MPs have recommended taking Pounds 600 million a-year in child benefit from parents and handing it to their teenage children to spend on further and higher education.
The Education and Employment Select Committee has urged the government to examine the possibility of replacing the child benefit paid to parents of 16 to 19-year-olds in full-time education with a system of student support grants.
Launching the report on further education yesterday committee chairwoman Margaret Hodge MP said: "These (grants) should be paid to students rather than their parents. They would give young people a real incentive to continue to learn."
The Institute of Fiscal Studies said that the abolition of child benefit for parents of children in this age group would save Pounds 700 million a year gross. Taking into account deductions to compensate those parents on benefits would leave around Pounds 600 million net.
The select committee's 79-page report comes as the government begins making final decisions on its comprehensive spending review, due to be published in July.
Sue Dutton, acting chief executive of the Association of Colleges, said:
"The evidence from the report suggests that the government will have to scrutinise its approach to child benefit carefully because the priorities of the future are different to the past. Further education is seriously underfunded and this clearly needs to be remedied in the CSR."
The select committee report says colleges need an extra Pounds 500 million over the next four years, with a minimum Pounds 220 million next year. And it wants to see efficiency savings reduced to 1 per cent a year, buildings improved and funding for an extra 430,000 students by 2002. There is no explicit mention of diverting money from higher education loans and tuition fee income.

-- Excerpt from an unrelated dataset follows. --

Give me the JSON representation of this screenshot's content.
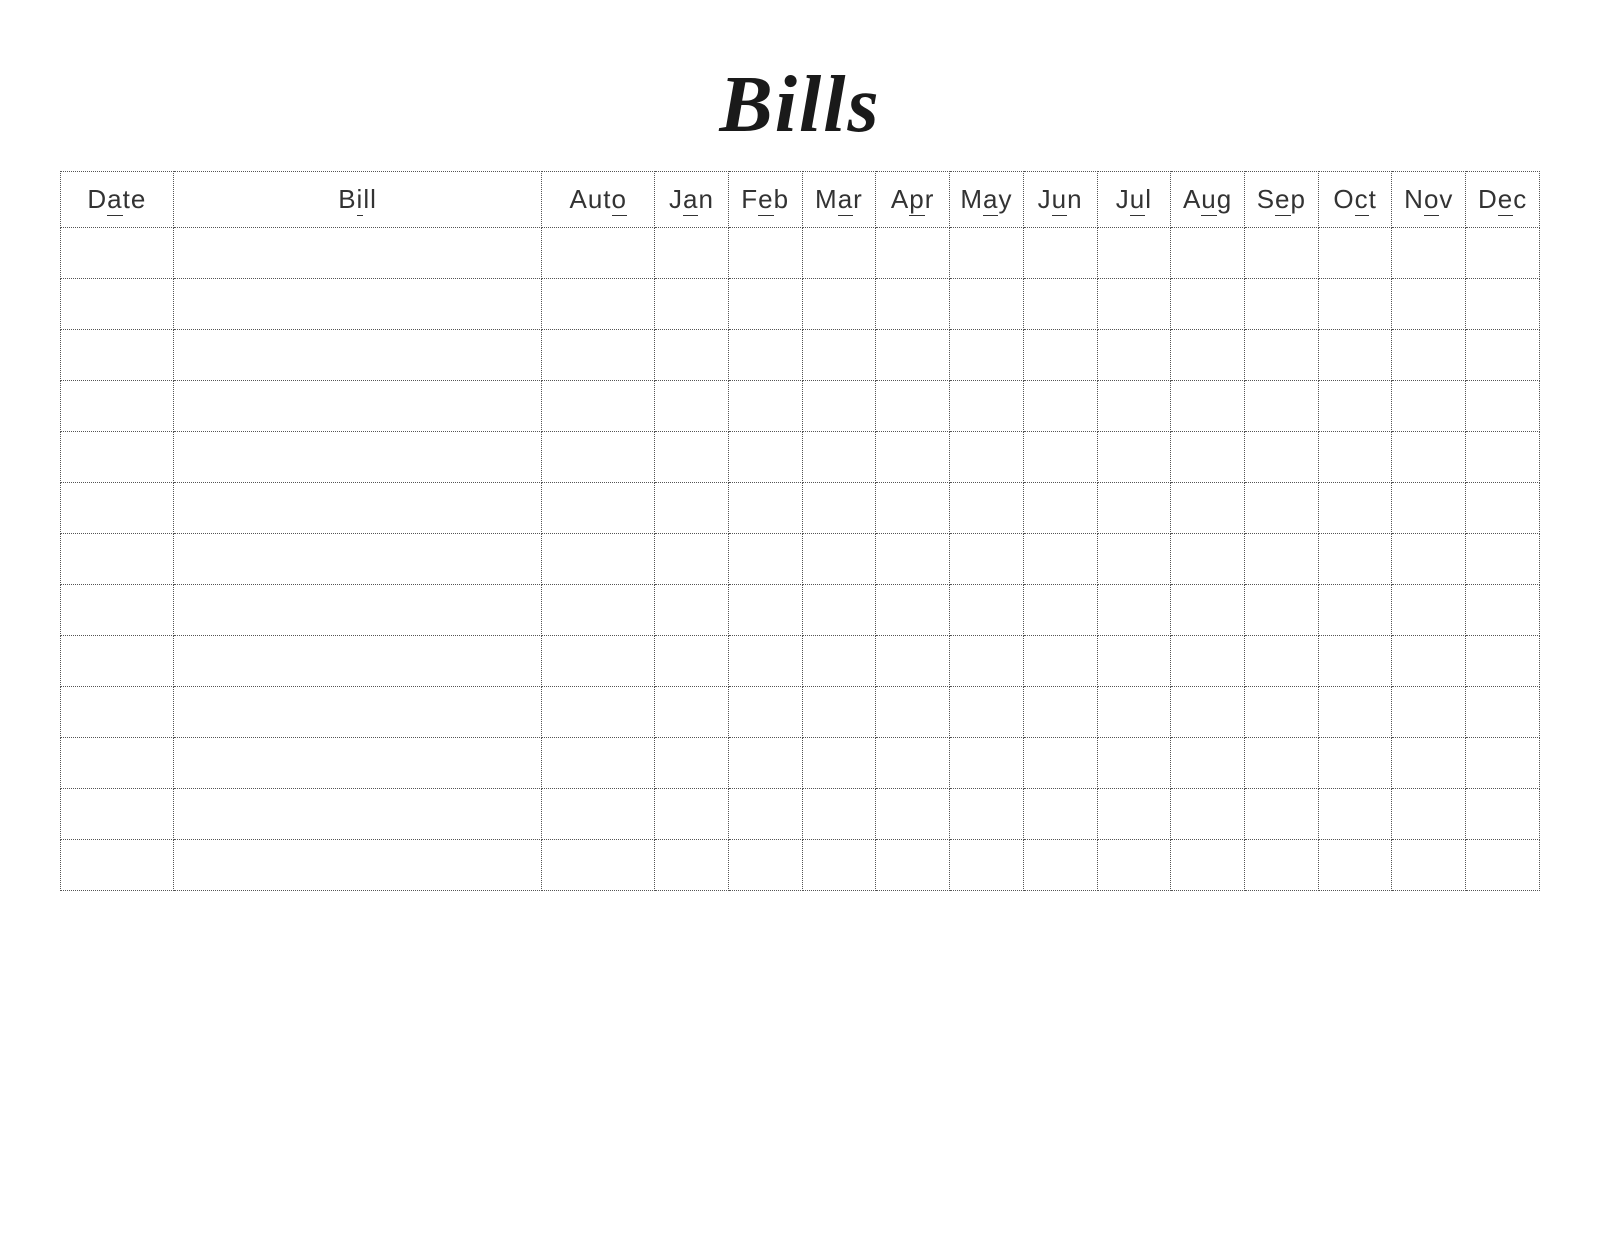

The report urges the government to make means-tested loans available to further education students studying work-related courses. It also recommends that: The government should use funding as a "planning tool" to ensure strategic priorities are met
The Further Education Funding Council's role in ensuring adequate and sufficient college provision should be strengthened
The FEFC should ensure that colleges do not increase their higher education provision at the expense of traditional roles
Colleges should be funded at a converged rate but that any system must ensure flexibility
London colleges should receive extra money
Funding should be harmonised in schools and colleges for 16 to 19-year-olds on similar courses
Course franchising must further colleges' task of increasing participation and extending access not just maximise income
The government should provide clear guidance about the criteria for college mergers
There should be a clampdown on college mismanagement and sleaze. The appointment of an independent clerk as ombudsman for each college governing body and a national ombudsman to investigate complaints is recommended.
There should be support for credit accumulation and transfer.